For immediate release, 3 July 2014
TWC2’s response to the COI Report on the Little India Riot
TWC2 wishes to make three points in response to the Report on the Little India Riot issued 30 June 2014 by the Committee of Inquiry (COI):
I) TWC2 appreciates that the COI’s recommendations on how to manage access to and congregation in Little India are measured. In its own words, “the COI does not think it possible (nor desirable) to eliminate the crowds there altogether”. More specifically, the Committee had recommended that “the general infrastructure available to the public at congregation areas (in Little India) should also be improved. These include simple amenities, such as toilets, rubbish bins, and sheltered walkways.” This addresses a TWC2 concern in our February 2014 submission to the Committee that the approach should not be to reduce access to Little India but to improve on facilities in the area so that the greater numbers visiting on weekend need not be so disruptive.
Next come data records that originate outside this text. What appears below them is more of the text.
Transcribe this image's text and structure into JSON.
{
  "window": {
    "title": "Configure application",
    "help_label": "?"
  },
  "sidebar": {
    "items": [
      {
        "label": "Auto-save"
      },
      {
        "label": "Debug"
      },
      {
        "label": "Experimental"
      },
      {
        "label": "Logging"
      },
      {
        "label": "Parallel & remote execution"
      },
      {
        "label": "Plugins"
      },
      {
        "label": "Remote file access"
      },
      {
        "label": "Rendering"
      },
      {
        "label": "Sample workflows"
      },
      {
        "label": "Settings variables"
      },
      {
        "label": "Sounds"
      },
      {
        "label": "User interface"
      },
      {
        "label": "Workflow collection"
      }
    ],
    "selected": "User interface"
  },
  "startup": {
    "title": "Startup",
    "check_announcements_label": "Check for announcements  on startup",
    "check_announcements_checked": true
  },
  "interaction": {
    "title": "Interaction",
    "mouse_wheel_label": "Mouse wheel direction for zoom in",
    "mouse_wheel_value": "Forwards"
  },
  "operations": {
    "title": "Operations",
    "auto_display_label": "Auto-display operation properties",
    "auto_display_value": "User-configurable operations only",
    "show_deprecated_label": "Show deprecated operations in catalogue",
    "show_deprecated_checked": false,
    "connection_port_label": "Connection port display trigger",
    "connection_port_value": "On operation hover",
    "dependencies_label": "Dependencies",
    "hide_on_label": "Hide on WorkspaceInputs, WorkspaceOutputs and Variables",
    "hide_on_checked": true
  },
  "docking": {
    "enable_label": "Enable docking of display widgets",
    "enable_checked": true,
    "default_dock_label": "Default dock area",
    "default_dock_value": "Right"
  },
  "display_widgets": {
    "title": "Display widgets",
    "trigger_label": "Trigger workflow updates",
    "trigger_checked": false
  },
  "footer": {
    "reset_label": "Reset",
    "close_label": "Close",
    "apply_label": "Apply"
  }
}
II) TWC2’s February submission to the COI also highlighted the importance of communication and cultural awareness in fostering better relationship between workers and figures of authority. We pointed out that “the police/auxiliary police in the Little India area need to be able to communicate better with the workers”. TWC2 is pleased to note that the COI wishes to see staff who have to frequently interact with foreign workers – bus drivers, timekeepers, APOs, and even SPF officers – be given “some basic training in cultural sensitivity and an appreciation of the role that foreign workers play in Singapore. In particular, training which covers basic or key words in the workers’ native languages would go a long way towards fostering greater understanding and communication.”
III) TWC2 welcomes the COI’s recognition that even as Singapore has governance in place to address migrant workers’ grievances, more can be done on improving the welfare of migrant workers. Specifically, the COI states that “Singapore’s employment processes for foreign workers are robust,” and what has fallen short is a need to step up education of workers about their rights. The sum total of Singapore’s employment processes is a large subject that TWC2 grapples with every day and far more complex than a section in the COI Report can do it justice. TWC2 deems it necessary to clarify that while Singapore has a slate of laws to address the grievances of foreign workers, there are still areas where:
a) a needed law does not exist and the state resists enacting;
b) there is poorly conceived law with muddled wording;
c) an insurmountable burden of proof is needed; and
d) clear laws exist but are not enforced
For details and examples of the above shortcomings in governance, please refer to an article prepared by TWC2 Vice-President Alex Au and posted on our website:
This listing of systemic weaknesses is not exhaustive because the totality of the problems cannot be dealt with in one issued statement. In a nutshell, while TWC2 welcomes the COI’s recommendation that more can and should be done to inform foreign workers of their rights, just having workers know their rights is insufficient if those rights are not fully enforced by the authorities. TWC2 believes that the way forward must include a re-examination of the way present laws, regulations and administrative processes fall short in ensuring the safety and welfare of migrant workers who are essential to so many aspects of life in Singapore.
Russell Heng, TWC2 President.